Data about app and page elements:
——

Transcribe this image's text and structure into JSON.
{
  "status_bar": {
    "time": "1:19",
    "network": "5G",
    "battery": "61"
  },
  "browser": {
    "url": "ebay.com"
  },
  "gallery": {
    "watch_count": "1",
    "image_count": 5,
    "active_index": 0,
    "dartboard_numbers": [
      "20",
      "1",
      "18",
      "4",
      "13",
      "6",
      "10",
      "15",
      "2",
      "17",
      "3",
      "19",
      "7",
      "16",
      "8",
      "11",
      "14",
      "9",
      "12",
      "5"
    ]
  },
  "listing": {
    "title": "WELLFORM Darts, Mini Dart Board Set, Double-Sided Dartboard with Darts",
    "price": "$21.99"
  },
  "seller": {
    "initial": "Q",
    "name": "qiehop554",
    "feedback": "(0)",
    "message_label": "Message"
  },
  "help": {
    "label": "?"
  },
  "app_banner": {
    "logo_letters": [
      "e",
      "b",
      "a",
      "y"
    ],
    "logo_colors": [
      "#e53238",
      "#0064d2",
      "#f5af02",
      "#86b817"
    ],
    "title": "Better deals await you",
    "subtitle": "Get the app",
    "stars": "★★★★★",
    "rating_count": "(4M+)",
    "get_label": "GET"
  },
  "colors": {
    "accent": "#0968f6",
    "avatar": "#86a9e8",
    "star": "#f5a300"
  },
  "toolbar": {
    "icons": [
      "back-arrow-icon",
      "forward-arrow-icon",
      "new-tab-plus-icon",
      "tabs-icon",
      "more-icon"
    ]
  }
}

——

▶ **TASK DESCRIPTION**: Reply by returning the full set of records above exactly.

▶ **ANSWER TO THE PROBLEM**:
Transcribe this image's text and structure into JSON.
{
  "status_bar": {
    "time": "1:19",
    "network": "5G",
    "battery": "61"
  },
  "browser": {
    "url": "ebay.com"
  },
  "gallery": {
    "watch_count": "1",
    "image_count": 5,
    "active_index": 0,
    "dartboard_numbers": [
      "20",
      "1",
      "18",
      "4",
      "13",
      "6",
      "10",
      "15",
      "2",
      "17",
      "3",
      "19",
      "7",
      "16",
      "8",
      "11",
      "14",
      "9",
      "12",
      "5"
    ]
  },
  "listing": {
    "title": "WELLFORM Darts, Mini Dart Board Set, Double-Sided Dartboard with Darts",
    "price": "$21.99"
  },
  "seller": {
    "initial": "Q",
    "name": "qiehop554",
    "feedback": "(0)",
    "message_label": "Message"
  },
  "help": {
    "label": "?"
  },
  "app_banner": {
    "logo_letters": [
      "e",
      "b",
      "a",
      "y"
    ],
    "logo_colors": [
      "#e53238",
      "#0064d2",
      "#f5af02",
      "#86b817"
    ],
    "title": "Better deals await you",
    "subtitle": "Get the app",
    "stars": "★★★★★",
    "rating_count": "(4M+)",
    "get_label": "GET"
  },
  "colors": {
    "accent": "#0968f6",
    "avatar": "#86a9e8",
    "star": "#f5a300"
  },
  "toolbar": {
    "icons": [
      "back-arrow-icon",
      "forward-arrow-icon",
      "new-tab-plus-icon",
      "tabs-icon",
      "more-icon"
    ]
  }
}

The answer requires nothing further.